(Provided material begins)

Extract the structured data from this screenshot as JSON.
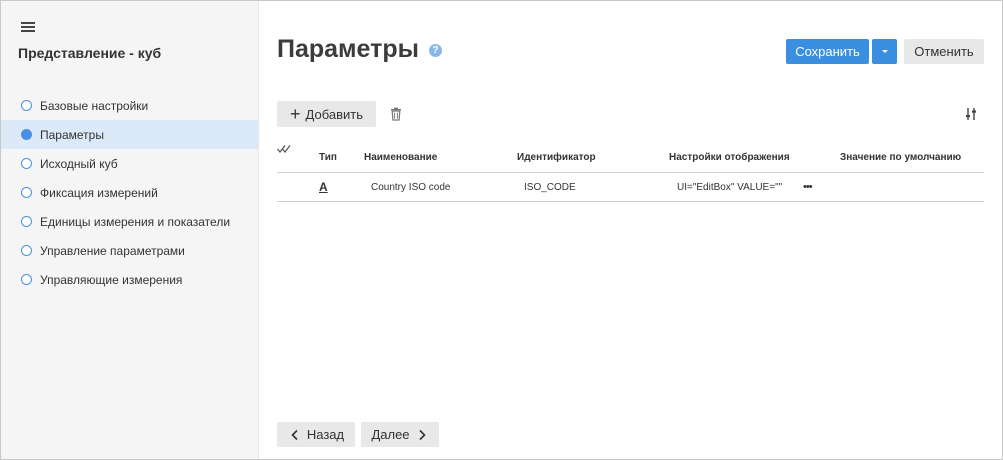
{
  "sidebar": {
    "title": "Представление - куб",
    "steps": [
      {
        "label": "Базовые настройки",
        "active": false
      },
      {
        "label": "Параметры",
        "active": true
      },
      {
        "label": "Исходный куб",
        "active": false
      },
      {
        "label": "Фиксация измерений",
        "active": false
      },
      {
        "label": "Единицы измерения и показатели",
        "active": false
      },
      {
        "label": "Управление параметрами",
        "active": false
      },
      {
        "label": "Управляющие измерения",
        "active": false
      }
    ]
  },
  "header": {
    "title": "Параметры",
    "help_label": "?",
    "save_label": "Сохранить",
    "cancel_label": "Отменить"
  },
  "toolbar": {
    "add_label": "Добавить"
  },
  "table": {
    "columns": {
      "type": "Тип",
      "name": "Наименование",
      "id": "Идентификатор",
      "display": "Настройки отображения",
      "default": "Значение по умолчанию"
    },
    "rows": [
      {
        "type_glyph": "A",
        "name": "Country ISO code",
        "id": "ISO_CODE",
        "display": "UI=\"EditBox\" VALUE=\"\"",
        "more": "•••",
        "default": ""
      }
    ]
  },
  "footer": {
    "back_label": "Назад",
    "next_label": "Далее"
  },
  "colors": {
    "accent": "#3b8fe0",
    "active_step_bg": "#dbe9f8",
    "sidebar_bg": "#f5f5f5",
    "button_bg": "#e8e8e8"
  }
}
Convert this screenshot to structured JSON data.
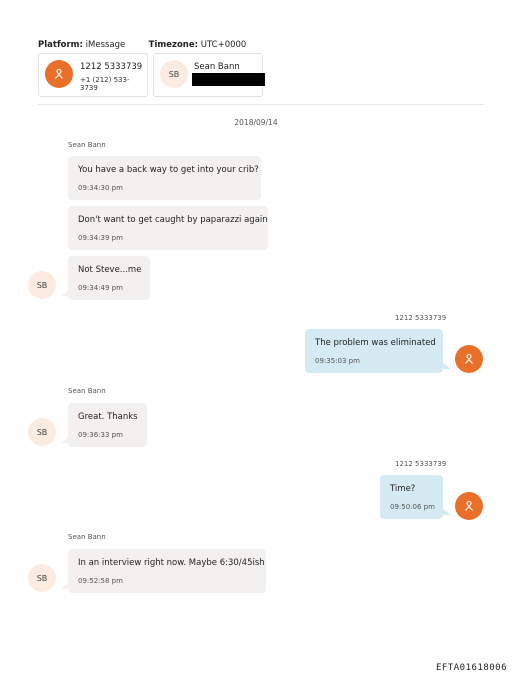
{
  "header": {
    "platform_label": "Platform:",
    "platform_value": "iMessage",
    "timezone_label": "Timezone:",
    "timezone_value": "UTC+0000"
  },
  "participants": [
    {
      "name": "1212 5333739",
      "phone": "+1 (212) 533-3739",
      "avatar_icon": "person-icon"
    },
    {
      "name": "Sean Bann",
      "initials": "SB",
      "sub_redacted": true
    }
  ],
  "date": "2018/09/14",
  "messages": [
    {
      "sender": "Sean Bann",
      "text": "You have a back way to get into your crib?",
      "time": "09:34:30 pm"
    },
    {
      "text": "Don't want to get caught by paparazzi again",
      "time": "09:34:39 pm"
    },
    {
      "text": "Not Steve...me",
      "time": "09:34:49 pm",
      "initials": "SB"
    },
    {
      "sender": "1212 5333739",
      "text": "The problem was eliminated",
      "time": "09:35:03 pm"
    },
    {
      "sender": "Sean Bann",
      "text": "Great. Thanks",
      "time": "09:36:33 pm",
      "initials": "SB"
    },
    {
      "sender": "1212 5333739",
      "text": "Time?",
      "time": "09:50:06 pm"
    },
    {
      "sender": "Sean Bann",
      "text": "In an interview right now. Maybe 6:30/45ish",
      "time": "09:52:58 pm",
      "initials": "SB"
    }
  ],
  "colors": {
    "accent": "#e8702a",
    "incoming_bubble": "#f3f1ef",
    "outgoing_bubble": "#d5eaf3",
    "initials_bg": "#fcebe0"
  },
  "footer_id": "EFTA01618006"
}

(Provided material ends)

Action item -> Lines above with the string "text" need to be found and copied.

Answer box ->
      "text": "You have a back way to get into your crib?",
      "text": "Don't want to get caught by paparazzi again",
      "text": "Not Steve...me",
      "text": "The problem was eliminated",
      "text": "Great. Thanks",
      "text": "Time?",
      "text": "In an interview right now. Maybe 6:30/45ish",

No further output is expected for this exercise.